Smith would be the first to admit that her artistic education at the Chelsea Hotel is no longer possible. Her own daughter, she related, struggles to make ends meet to live in the city. But while there is no roadmap back to the 1970s, Smith still imparted wisdom that transcended that time, wisdom not just for artists but for anyone seeking to live a good life.


This wisdom centers on the personal relationship people build with themselves. What is important for life—and thus for creativity—is to know one’s vision, and to work towards it, whatever that may be. It takes concerted effort to know oneself, and courage to follow that self-knowledge, particularly when that path does not align with external standards of reward and praise. For Smith, poet and painter William Blake exemplified this approach to life. She remarked: “Despite the fact he had no proof from the world he was worth anything—he would have gotten 4 likes [on Instagram]— he did his work.” He “channeled the angels in whatever he did,” even though the people around him were unable to see them.

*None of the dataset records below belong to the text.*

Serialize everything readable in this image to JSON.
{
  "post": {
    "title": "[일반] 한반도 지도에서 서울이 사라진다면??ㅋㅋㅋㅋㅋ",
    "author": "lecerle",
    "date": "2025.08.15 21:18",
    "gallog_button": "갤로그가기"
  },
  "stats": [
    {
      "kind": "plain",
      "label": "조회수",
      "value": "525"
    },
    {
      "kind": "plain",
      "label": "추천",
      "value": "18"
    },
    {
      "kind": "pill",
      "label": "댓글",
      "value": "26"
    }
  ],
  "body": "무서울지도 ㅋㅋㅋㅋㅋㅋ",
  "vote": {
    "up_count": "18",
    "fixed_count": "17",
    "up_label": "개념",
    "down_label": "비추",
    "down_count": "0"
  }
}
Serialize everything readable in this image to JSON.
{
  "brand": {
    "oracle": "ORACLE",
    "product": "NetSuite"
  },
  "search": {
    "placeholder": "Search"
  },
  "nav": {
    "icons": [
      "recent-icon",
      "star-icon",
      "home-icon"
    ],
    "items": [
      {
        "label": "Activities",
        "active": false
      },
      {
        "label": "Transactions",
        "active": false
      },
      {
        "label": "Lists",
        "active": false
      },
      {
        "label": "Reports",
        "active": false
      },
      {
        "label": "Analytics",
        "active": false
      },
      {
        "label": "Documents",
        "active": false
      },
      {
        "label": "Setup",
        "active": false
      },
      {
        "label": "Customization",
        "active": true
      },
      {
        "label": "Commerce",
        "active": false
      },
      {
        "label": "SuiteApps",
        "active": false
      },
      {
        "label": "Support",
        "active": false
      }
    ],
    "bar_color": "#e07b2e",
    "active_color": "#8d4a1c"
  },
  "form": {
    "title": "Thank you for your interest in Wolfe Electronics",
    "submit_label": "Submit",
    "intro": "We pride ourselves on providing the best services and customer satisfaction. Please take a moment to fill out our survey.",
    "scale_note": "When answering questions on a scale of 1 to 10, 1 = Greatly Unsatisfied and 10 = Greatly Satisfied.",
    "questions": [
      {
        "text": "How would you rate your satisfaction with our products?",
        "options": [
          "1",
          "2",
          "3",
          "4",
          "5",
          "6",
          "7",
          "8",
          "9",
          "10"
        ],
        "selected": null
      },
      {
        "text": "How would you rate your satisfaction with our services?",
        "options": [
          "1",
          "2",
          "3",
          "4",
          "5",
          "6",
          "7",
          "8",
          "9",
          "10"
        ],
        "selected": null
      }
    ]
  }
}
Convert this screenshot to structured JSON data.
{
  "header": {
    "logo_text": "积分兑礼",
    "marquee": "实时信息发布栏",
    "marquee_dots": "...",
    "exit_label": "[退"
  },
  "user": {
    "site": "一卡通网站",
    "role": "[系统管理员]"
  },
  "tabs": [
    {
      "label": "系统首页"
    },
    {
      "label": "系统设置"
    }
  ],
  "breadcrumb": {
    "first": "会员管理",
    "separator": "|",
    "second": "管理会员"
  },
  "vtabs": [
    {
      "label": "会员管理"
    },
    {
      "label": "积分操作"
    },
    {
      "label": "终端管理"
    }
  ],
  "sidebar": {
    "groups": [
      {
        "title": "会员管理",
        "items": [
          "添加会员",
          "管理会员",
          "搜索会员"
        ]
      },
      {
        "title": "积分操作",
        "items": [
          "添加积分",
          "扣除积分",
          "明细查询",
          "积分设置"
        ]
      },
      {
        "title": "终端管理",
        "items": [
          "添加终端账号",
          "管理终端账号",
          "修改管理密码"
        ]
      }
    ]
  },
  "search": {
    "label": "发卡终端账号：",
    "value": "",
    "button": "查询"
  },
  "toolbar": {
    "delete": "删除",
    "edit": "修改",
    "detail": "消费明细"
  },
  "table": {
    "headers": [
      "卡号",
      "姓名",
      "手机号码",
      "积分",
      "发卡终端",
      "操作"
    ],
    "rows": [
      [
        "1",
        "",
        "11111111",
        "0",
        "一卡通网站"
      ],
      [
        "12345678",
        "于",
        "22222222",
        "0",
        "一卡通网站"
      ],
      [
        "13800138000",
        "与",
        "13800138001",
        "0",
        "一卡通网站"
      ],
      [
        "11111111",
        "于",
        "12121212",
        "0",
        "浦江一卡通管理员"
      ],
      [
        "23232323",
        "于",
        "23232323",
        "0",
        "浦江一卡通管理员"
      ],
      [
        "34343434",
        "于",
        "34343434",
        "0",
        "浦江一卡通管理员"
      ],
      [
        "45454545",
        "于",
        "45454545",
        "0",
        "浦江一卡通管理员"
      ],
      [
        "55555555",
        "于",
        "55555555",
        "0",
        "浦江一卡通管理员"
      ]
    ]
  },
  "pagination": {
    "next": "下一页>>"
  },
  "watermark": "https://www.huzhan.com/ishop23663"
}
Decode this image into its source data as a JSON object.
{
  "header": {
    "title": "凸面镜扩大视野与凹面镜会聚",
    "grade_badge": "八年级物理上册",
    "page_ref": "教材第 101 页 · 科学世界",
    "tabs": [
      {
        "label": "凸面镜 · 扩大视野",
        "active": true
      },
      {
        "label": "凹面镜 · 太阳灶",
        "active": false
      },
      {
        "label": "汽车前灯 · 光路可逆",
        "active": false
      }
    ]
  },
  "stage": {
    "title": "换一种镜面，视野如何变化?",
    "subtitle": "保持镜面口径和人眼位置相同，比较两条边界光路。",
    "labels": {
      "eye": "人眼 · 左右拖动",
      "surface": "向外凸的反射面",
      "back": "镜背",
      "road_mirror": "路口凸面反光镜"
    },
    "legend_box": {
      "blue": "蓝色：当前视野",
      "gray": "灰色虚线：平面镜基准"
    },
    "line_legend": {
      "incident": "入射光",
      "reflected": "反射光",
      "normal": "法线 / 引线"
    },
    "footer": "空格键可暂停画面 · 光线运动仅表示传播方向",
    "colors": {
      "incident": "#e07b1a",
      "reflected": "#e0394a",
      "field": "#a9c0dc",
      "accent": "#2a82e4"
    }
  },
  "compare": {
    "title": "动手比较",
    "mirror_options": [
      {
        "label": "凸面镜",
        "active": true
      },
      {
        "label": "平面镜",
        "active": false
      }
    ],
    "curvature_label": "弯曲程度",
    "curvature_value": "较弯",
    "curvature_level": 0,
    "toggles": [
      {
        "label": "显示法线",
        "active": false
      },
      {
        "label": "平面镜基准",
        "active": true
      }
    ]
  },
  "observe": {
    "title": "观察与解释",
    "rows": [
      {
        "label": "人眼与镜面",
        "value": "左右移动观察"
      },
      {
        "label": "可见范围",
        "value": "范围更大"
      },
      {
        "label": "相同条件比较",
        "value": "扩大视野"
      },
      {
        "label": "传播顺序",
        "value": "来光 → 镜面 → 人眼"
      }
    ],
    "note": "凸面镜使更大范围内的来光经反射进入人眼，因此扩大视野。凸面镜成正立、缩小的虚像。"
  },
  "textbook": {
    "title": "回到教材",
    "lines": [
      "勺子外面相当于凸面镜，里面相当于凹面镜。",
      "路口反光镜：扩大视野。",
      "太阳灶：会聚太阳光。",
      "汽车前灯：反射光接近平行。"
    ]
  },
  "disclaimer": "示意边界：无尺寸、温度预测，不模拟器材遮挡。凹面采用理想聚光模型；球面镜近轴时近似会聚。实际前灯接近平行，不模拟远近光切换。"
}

Smith directly addressed the difficulty of self-assessment in the digital age. With external validation quantified in likes, it is easy to substitute other people’s opinions for one’s own. Further, while the relationship with the self is perhaps the most important—and certainly the longest—relationship one keeps, the work that goes into it is not easily externally held. You cannot point to or photograph a healthy sense of self. And in a culture that values what can be shared, seen, and evaluated, the work of self-knowledge and self-assessment is especially difficult. There is little room for work that goes unseen in a culture that fetishizes the eyes of others.


Smith continues to follow her own vision in the 8th decade of her life. This dedication was and is not easy. She marked the 1980s, which the media usually sees as a lull in her life, as an especially difficult time to juggle her vision and life outside of art. Smith raised her two children during this decade, an accomplishment she declared as one of her proudest. As motherhood enriched her life, Smith continued to pursue her vision, balancing duties to others with her duty to herself. She adopted a personal practice of writing, setting aside 5:30 to 8 a.m. as time to create.


As she described her daily practice of writing, which she continues to maintain, the ritual reminded me of the words of Joan Didion: “character—the willingness to accept responsibility for one’s own life—is the source from which self-respect springs.” Here was someone who could sit proudly with the work they did, whether it was on stage or changing diapers. Here was someone who was able to take ownership over their life. As Smith said, “I assess myself by how I conduct myself in the world, was I a good person…by the work I do.”


Smith’s outlook is quietly radical, one that usurps the typical dynamics of success defined by external validation and reward. She is a walking, breathing, speaking vision of the capacity for people to pursue not just artistic greatness, but a great life in a much deeper sense. A greatness that abides in the unseen hours of early morning, in caring fully for the people around you, and in having the self-respect to know when you live in alignment with your values. Greatness that shines when the world clamors at your name, and when the world has no place for your vision. By working anyways, you make a home for it all the same.


Many thanks to McCarter, Debbie Bisno, and Paula Abreu for making my attendance at “A Conversation with Patti Smith” possible.



Photos courtesy of McCarter. Talk Presented by:

McCarter and the Humanities Council at Princeton University A Conversation with PATTI SMITH

Moderated by Brigid Doherty (Departments of German and Art & Archaeology) and Hope Littwin (Department of Music)

A program of McCarter’s Arts & Ideas – connecting Princeton University scholarship, campus life and community partners to the work on stage & behind the scenes. More: https://www.mccarter.org/tickets-events/artsideas/